[Component data from apps and pages]
* * * * * * * * *

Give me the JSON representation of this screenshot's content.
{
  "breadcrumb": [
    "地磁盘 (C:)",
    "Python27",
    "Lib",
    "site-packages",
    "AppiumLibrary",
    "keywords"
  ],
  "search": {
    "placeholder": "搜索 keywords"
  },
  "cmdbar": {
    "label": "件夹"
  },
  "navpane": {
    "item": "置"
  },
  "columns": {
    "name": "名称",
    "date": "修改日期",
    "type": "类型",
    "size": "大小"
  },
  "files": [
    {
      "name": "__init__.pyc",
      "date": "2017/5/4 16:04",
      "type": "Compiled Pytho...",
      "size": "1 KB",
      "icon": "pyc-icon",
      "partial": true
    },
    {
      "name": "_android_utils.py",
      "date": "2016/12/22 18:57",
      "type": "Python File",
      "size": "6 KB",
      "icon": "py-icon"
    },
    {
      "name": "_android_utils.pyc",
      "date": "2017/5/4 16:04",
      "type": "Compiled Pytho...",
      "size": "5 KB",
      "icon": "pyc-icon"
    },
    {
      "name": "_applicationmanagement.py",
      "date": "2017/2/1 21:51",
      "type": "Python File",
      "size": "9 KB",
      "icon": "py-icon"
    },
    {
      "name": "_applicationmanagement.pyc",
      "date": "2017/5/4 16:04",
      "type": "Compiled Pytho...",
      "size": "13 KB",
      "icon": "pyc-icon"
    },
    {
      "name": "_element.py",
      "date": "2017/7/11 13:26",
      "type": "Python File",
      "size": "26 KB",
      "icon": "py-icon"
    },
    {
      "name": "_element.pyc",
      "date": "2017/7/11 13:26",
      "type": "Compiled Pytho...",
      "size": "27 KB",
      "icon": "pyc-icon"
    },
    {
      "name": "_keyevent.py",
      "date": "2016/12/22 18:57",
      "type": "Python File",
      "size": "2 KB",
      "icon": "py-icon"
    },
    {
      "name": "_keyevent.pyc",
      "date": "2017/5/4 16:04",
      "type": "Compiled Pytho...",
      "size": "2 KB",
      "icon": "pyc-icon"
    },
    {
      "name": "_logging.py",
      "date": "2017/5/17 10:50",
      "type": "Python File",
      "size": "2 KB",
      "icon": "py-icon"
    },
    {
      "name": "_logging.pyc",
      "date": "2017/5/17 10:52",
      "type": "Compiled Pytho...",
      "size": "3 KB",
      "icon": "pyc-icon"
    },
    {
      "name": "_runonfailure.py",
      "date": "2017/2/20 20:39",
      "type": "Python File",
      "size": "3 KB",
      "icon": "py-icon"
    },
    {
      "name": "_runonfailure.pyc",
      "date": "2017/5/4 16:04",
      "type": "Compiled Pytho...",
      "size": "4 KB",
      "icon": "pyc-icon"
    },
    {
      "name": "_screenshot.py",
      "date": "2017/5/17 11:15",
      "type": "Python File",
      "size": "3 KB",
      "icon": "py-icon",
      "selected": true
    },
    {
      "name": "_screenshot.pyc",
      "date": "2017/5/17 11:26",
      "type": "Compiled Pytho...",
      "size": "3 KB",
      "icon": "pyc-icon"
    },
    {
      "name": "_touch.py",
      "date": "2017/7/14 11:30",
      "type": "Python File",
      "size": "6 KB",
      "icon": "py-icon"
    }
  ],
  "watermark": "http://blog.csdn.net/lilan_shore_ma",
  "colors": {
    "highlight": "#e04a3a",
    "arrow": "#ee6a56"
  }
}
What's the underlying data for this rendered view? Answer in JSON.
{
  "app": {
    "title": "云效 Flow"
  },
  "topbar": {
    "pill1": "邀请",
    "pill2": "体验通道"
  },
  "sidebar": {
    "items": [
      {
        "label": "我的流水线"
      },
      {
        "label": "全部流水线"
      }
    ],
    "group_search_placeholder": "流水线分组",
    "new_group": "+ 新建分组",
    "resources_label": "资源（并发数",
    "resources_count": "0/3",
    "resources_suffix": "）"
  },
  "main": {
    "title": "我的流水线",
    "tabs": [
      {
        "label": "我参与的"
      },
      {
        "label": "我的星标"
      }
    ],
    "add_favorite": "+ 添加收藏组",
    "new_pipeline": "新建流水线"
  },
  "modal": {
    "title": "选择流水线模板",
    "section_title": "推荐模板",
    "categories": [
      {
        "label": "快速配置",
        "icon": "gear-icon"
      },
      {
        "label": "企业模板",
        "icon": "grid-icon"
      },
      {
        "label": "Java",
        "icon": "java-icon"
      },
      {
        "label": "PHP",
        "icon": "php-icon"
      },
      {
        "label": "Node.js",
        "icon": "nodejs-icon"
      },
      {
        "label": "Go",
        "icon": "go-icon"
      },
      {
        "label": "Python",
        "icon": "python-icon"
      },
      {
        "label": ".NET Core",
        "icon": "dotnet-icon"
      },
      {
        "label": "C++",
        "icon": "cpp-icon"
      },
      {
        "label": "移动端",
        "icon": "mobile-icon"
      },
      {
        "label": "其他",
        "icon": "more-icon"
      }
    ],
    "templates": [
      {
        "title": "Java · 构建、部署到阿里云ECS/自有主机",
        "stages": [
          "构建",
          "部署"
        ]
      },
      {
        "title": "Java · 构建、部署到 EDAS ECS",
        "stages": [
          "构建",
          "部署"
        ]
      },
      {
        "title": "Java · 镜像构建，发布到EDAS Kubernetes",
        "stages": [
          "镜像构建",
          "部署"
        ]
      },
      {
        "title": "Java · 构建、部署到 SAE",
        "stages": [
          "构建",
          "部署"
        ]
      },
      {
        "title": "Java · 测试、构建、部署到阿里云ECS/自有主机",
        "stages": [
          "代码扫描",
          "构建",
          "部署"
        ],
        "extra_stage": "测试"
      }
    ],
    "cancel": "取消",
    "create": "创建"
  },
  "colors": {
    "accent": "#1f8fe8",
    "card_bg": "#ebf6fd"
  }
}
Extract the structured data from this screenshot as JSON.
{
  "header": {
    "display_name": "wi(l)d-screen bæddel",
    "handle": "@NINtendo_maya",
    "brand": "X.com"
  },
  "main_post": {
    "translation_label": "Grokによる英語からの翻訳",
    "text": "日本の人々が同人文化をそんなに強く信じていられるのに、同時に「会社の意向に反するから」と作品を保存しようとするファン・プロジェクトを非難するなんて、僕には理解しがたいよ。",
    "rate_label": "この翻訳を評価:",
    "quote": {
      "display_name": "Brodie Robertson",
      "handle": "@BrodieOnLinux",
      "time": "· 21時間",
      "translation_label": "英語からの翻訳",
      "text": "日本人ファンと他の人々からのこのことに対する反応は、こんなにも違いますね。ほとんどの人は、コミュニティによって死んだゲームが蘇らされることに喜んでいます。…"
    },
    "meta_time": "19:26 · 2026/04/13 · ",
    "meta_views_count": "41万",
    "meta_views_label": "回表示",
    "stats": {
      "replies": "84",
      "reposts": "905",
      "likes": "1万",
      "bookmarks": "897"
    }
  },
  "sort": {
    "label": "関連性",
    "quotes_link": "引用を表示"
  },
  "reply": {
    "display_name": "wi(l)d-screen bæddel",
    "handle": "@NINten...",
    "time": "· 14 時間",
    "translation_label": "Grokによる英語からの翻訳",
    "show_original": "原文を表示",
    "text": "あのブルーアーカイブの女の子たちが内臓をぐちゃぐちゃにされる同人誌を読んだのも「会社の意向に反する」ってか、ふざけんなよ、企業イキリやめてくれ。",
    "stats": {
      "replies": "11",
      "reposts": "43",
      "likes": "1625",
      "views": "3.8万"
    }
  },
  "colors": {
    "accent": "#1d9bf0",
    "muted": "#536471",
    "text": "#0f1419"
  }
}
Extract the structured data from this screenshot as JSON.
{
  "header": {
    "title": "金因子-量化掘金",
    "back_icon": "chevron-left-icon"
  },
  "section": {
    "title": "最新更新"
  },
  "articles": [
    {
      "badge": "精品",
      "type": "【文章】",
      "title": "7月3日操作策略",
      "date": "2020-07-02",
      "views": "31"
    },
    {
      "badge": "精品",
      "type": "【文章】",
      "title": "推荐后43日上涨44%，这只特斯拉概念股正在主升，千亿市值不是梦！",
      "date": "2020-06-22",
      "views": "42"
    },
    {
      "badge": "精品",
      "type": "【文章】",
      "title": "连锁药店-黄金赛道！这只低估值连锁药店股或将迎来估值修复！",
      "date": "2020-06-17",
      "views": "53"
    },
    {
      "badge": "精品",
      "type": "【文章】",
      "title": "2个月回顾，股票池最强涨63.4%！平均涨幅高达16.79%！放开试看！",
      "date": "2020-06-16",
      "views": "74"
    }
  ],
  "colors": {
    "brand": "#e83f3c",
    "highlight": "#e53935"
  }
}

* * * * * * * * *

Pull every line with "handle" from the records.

    "handle": "@NINtendo_maya",
      "handle": "@BrodieOnLinux",
    "handle": "@NINten...",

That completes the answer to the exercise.